This game could be an important showdown, thanks to Princeton’s miraculous comeback win against Harvard on October 20, when it scored 29 unanswered points in the last 12 minutes to upset the nationally ranked and formerly unbeaten Crimson, 39-34. Early risers might want to catch the “pre-game show,” a 10 a.m. lecture by Professor Sheldon Garon on “Beyond Our Means: Why America Spends While the World Saves.”
The pre-game lecture is sponsored by the Princeton University Alumni Association and will be held in the Lewis Library, Room 120. 609-258-1900. Game tickets are $9. To learn more visit www.goprincetontigers.com
Friday, November 23, 8-10 p.m. Brahms’ Third Symphony performed by the New Jersey Symphony Orchestra.
For many the flurry of post-Thanksgiving bargain-hunting is practically a tradition in itself. This year the New Jersey Symphony Orchestra will offer an invigorating end to “Black Friday” with a concert dedicated to the spirit of autumn. Led by guest conductor Hans Graf, the orchestra will begin its celebration of the season with a piece composed by Edvard Grieg, aptly named, “In Autumn.” The program includes a violin concert by Jean Sibelius and concludes with Johannes Brahms’ Third Symphony. Brahms’ Third is a unique piece, one that was at the time deemed “the most artistically perfect” of the composer’s symphonies.

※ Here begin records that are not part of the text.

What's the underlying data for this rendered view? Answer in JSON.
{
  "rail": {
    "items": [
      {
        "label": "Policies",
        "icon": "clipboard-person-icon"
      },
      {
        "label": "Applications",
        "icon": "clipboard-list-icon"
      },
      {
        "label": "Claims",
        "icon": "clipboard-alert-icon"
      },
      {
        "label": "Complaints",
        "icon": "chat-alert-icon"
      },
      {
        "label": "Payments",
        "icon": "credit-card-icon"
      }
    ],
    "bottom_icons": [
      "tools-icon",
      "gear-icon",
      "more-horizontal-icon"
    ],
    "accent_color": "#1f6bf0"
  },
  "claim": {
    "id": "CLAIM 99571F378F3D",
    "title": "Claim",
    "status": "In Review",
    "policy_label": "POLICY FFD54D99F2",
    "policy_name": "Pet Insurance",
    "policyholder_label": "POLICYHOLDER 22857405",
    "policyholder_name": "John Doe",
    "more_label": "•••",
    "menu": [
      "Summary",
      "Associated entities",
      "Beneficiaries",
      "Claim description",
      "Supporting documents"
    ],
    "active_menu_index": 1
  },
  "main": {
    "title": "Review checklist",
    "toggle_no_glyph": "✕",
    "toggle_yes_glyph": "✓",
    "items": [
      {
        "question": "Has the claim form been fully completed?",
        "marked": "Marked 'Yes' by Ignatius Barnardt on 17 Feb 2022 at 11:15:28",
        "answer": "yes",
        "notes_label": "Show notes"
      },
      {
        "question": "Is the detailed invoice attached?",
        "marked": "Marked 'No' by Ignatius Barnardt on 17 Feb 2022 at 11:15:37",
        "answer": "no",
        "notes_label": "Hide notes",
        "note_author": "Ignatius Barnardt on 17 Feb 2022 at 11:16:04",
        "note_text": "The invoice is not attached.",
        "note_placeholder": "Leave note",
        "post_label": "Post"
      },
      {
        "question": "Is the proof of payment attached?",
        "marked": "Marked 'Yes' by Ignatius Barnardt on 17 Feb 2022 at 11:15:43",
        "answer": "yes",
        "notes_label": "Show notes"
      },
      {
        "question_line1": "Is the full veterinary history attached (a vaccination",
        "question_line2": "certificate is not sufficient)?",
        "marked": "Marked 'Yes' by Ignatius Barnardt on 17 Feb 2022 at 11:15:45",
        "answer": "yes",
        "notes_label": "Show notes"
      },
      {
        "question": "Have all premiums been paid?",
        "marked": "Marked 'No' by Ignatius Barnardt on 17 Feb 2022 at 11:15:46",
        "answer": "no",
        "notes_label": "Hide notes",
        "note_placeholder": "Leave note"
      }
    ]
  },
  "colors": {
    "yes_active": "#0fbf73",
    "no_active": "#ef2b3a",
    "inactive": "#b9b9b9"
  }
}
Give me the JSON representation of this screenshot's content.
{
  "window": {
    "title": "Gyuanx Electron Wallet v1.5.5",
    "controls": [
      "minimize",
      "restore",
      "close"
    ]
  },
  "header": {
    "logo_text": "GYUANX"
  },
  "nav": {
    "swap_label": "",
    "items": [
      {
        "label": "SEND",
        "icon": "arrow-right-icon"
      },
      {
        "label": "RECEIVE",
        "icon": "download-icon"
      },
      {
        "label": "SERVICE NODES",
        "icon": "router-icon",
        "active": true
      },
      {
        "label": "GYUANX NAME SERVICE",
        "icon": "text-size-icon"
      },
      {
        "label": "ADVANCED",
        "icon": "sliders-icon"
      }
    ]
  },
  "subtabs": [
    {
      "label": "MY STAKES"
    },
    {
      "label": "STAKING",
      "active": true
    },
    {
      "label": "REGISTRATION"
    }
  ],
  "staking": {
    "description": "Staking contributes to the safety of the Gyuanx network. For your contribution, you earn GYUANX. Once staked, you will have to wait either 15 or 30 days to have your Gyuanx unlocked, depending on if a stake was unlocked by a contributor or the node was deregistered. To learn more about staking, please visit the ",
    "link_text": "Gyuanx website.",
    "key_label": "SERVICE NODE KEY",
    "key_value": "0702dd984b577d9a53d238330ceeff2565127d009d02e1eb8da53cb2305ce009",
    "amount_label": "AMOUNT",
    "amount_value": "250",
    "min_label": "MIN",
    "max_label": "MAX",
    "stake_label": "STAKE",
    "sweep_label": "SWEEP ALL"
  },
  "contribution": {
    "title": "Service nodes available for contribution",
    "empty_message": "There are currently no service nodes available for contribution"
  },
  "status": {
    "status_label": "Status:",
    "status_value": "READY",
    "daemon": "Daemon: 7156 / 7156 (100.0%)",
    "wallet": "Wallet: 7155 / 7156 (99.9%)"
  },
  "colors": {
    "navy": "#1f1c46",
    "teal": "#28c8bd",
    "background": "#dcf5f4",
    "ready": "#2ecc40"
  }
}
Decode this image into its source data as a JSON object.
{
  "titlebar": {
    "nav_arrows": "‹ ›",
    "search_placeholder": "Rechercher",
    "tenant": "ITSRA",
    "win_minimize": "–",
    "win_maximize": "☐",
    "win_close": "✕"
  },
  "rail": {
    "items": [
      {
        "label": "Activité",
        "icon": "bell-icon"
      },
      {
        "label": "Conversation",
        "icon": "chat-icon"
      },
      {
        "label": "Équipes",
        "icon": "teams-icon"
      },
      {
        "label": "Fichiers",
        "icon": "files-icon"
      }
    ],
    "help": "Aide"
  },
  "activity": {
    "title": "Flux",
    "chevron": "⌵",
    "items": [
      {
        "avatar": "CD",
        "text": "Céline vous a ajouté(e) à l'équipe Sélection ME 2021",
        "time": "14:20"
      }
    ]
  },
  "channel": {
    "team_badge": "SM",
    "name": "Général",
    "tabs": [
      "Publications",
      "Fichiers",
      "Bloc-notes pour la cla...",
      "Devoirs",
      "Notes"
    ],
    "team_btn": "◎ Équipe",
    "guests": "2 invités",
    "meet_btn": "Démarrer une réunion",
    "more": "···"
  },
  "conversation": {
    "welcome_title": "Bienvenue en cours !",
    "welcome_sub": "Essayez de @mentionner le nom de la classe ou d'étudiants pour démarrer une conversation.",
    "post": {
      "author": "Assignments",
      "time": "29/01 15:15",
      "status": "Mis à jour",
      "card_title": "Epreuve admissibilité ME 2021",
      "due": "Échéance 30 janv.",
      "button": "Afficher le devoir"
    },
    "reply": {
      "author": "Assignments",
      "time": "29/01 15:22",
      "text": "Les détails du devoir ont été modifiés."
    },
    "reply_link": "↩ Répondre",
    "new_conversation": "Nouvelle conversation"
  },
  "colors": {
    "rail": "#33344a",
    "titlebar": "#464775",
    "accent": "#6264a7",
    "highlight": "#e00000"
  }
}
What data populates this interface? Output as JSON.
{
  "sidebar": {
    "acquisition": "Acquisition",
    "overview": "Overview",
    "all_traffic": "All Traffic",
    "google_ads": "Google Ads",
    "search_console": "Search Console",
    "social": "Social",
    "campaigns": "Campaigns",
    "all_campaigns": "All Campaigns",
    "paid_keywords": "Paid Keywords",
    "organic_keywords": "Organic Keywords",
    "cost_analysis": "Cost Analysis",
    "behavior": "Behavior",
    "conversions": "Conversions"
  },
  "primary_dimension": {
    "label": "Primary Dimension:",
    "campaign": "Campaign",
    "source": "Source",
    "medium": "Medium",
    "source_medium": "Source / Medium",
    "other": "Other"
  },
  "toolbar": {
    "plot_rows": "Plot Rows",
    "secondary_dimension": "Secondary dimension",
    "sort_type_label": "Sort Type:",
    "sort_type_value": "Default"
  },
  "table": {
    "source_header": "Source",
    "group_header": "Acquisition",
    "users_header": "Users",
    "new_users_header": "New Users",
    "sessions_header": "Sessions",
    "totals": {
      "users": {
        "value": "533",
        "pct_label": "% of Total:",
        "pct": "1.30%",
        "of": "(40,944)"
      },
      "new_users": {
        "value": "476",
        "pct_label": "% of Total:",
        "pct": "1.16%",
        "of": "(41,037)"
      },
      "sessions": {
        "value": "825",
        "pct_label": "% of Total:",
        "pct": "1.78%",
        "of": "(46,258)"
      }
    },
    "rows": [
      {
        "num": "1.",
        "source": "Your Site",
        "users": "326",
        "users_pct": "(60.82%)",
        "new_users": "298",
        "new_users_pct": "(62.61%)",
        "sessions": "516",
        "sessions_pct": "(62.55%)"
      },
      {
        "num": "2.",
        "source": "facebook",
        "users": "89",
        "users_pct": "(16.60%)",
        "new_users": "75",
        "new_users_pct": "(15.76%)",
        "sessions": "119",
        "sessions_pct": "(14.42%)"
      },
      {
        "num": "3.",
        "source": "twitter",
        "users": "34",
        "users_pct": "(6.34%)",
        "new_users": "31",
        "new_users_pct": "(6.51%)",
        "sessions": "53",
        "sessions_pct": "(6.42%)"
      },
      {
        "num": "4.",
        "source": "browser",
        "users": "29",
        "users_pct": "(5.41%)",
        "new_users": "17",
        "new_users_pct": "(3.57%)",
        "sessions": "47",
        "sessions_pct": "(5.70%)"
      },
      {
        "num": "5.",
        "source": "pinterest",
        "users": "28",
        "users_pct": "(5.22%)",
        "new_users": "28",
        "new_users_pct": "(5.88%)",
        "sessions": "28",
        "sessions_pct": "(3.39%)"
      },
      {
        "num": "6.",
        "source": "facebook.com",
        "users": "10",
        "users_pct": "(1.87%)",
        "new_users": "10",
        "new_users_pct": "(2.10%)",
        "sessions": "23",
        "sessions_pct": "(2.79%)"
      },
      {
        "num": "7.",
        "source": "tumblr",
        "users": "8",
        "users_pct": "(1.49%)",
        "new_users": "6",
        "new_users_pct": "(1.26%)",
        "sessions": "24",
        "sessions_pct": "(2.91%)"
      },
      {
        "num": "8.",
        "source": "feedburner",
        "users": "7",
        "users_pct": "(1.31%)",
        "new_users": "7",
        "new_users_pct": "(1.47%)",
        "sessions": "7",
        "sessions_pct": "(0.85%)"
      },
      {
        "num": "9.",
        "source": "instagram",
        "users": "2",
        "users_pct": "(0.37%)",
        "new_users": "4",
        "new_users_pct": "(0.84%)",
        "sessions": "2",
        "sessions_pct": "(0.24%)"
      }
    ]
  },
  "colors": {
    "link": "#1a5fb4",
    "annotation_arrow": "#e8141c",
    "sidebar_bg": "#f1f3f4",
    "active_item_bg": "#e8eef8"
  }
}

Richardson Auditorium. Tickets are available for $20-$88. To purchase tickets by phone, call 800-255-3476.
Thursday, November 8, 8-10 p.m. Tenebrae, A Princeton University Concert. Princeton University Chapel. Princeton’s Chamber Concert Series brings Tenebrae, Britain’s celebrated chamber choir to Princeton. This internationally renowned choir will perform a program includes choral works from Rachmaninoff and Tchaikovsky among others. Tickets are $25 for the general public, $5 for students. You can purchase your tickets in person at the University Ticketing Office in the Frist Campus Center, by phone at 609-258-9220 or online at http://purchase.tickets.com/buy/TicketPurchase?organ_val=21394&pid=7331179
Friday, November 16, 8-10 p.m. Princeton South Asian Theatrics Fall Show. Frist Campus Center Film and Performance Theater. This group is the nation’s first South Asian college theater group. Its comedic performances are inspired by the cultural strain and stereotypes facing South Asians growing up in the United States. Serious issues, explored with a healthy dose of laughter.
Wednesday, November 28, 4:30-6 p.m. Film Screening and Discussion of Carl Colby’s “The Man Nobody Knew: In Search of My Father, CIA Spymaster William Colby.” Dodds Auditorium, Robertson Hall. The Woodrow Wilson School will present a screening of this chronicle of the life of the master-spy, as told by his son Carl. Following the screening of the film, which has been described as “riveting,” there will be a discussion by Carl Colby and Anne-Marie Slaughter.
A public reception will follow the film screening and discussion in Shultz dining room.